Their intentions are to incorporate visual displays like foods affecting cancer risk and five pounds of fat to help get their message to the students. One of the main goals for the nutrition and diabetes awareness table is to inform students of having balanced eating habits so that they can avoid having a high salt diet. “We do have a game that we’re going to play,” Schacht stated. “It’s comes with a prize to give out to the students that play the game, to try to encourage them.”
With college students spending most of their time either in class, studying or working, they tend to overlook the better food options, predominantly because of time restraints. Also, scarce finances and lack of parent monitoring play a role in the unhealthy living.
This has resulted in an increase in obesity and diabetes in young adults, 18-25, over the past few years. According to stateofobesity.org, Illinois young adults are at a modest 13.1 percent for obesity. Though this percentage keeps us out of the country’s top 15 for this statistic, there are still ways of improving.
“As long as you eat good food and exercise you should be fine,” David Worrell stated in regards to lowering your risk of diabetes and other health diseases. “The people that sit around and eat junk food are the one’s that tend to get Type 2 diabetes. Type 2 is a lifestyle while type 1 isn’t.”
SHS has the resources to conduct diabetes testing for NEIU students. It’s the best way to determine if you are a diabetic, or even if you have pre-diabetes, that occurs when your blood glucose levels are higher than normal, but not quite at the diabetic level.

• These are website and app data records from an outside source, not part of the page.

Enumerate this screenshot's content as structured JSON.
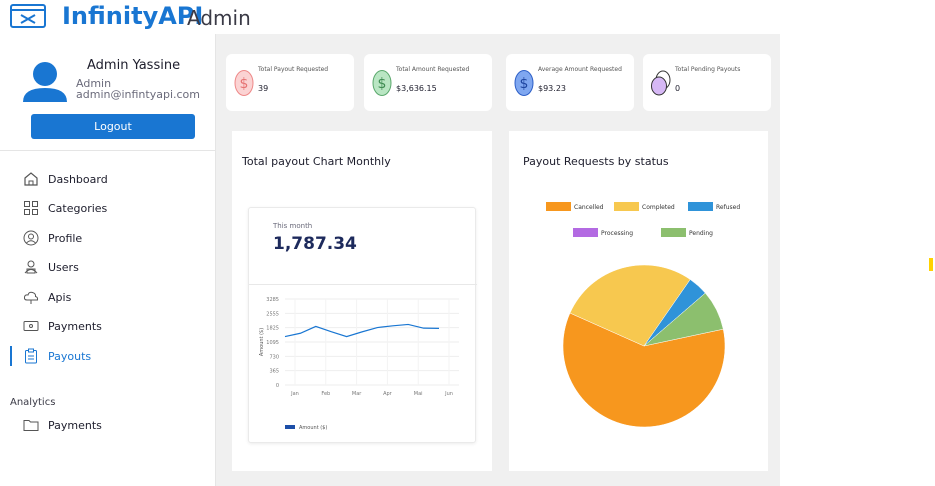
{
  "header": {
    "brand": "InfinityAPI",
    "subtitle": "Admin",
    "brand_color": "#1976d2"
  },
  "profile": {
    "name": "Admin  Yassine",
    "role": "Admin",
    "email": "admin@infintyapi.com",
    "logout_label": "Logout"
  },
  "sidebar": {
    "items": [
      {
        "label": "Dashboard",
        "icon": "home-icon"
      },
      {
        "label": "Categories",
        "icon": "grid-icon"
      },
      {
        "label": "Profile",
        "icon": "person-icon"
      },
      {
        "label": "Users",
        "icon": "users-icon"
      },
      {
        "label": "Apis",
        "icon": "cloud-icon"
      },
      {
        "label": "Payments",
        "icon": "payment-icon"
      },
      {
        "label": "Payouts",
        "icon": "clipboard-icon",
        "active": true
      }
    ],
    "analytics_label": "Analytics",
    "analytics_items": [
      {
        "label": "Payments",
        "icon": "folder-icon"
      }
    ]
  },
  "stats": [
    {
      "label": "Total Payout Requested",
      "value": "39",
      "icon": "dollar-coin-icon",
      "color": "#f4a6a6"
    },
    {
      "label": "Total Amount Requested",
      "value": "$3,636.15",
      "icon": "dollar-coin-icon",
      "color": "#8fd19e"
    },
    {
      "label": "Average Amount Requested",
      "value": "$93.23",
      "icon": "dollar-coin-icon",
      "color": "#5a8bea"
    },
    {
      "label": "Total Pending Payouts",
      "value": "0",
      "icon": "coins-icon",
      "color": "#c9a7f0"
    }
  ],
  "line_panel": {
    "title": "Total payout Chart Monthly",
    "this_month_label": "This month",
    "this_month_value": "1,787.34"
  },
  "pie_panel": {
    "title": "Payout Requests by status"
  },
  "chart_data": [
    {
      "type": "line",
      "title": "Total payout Chart Monthly",
      "ylabel": "Amount ($)",
      "xlabel": "",
      "categories": [
        "Jan",
        "Feb",
        "Mar",
        "Apr",
        "Mai",
        "Jun"
      ],
      "y_ticks": [
        "3285",
        "2555",
        "1825",
        "1095",
        "730",
        "365",
        "0"
      ],
      "series": [
        {
          "name": "Amount ($)",
          "color": "#1976d2",
          "x": [
            0,
            0.5,
            1,
            1.5,
            2,
            2.5,
            3,
            3.5,
            4,
            4.5,
            5
          ],
          "values": [
            1370,
            1540,
            1890,
            1620,
            1370,
            1610,
            1830,
            1920,
            1990,
            1800,
            1790
          ]
        }
      ]
    },
    {
      "type": "pie",
      "title": "Payout Requests by status",
      "categories": [
        "Cancelled",
        "Completed",
        "Refused",
        "Processing",
        "Pending"
      ],
      "values": [
        60,
        28,
        4,
        0,
        8
      ],
      "colors": [
        "#f7971e",
        "#f7c84f",
        "#2f93d9",
        "#b36ae2",
        "#8cbf6e"
      ]
    }
  ]
}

Students who want to find out more about nutrition and diabetes can stop by the awareness table on March 17 located at main campus in Village Square during the hours of 10 a.m. – 2 p.m.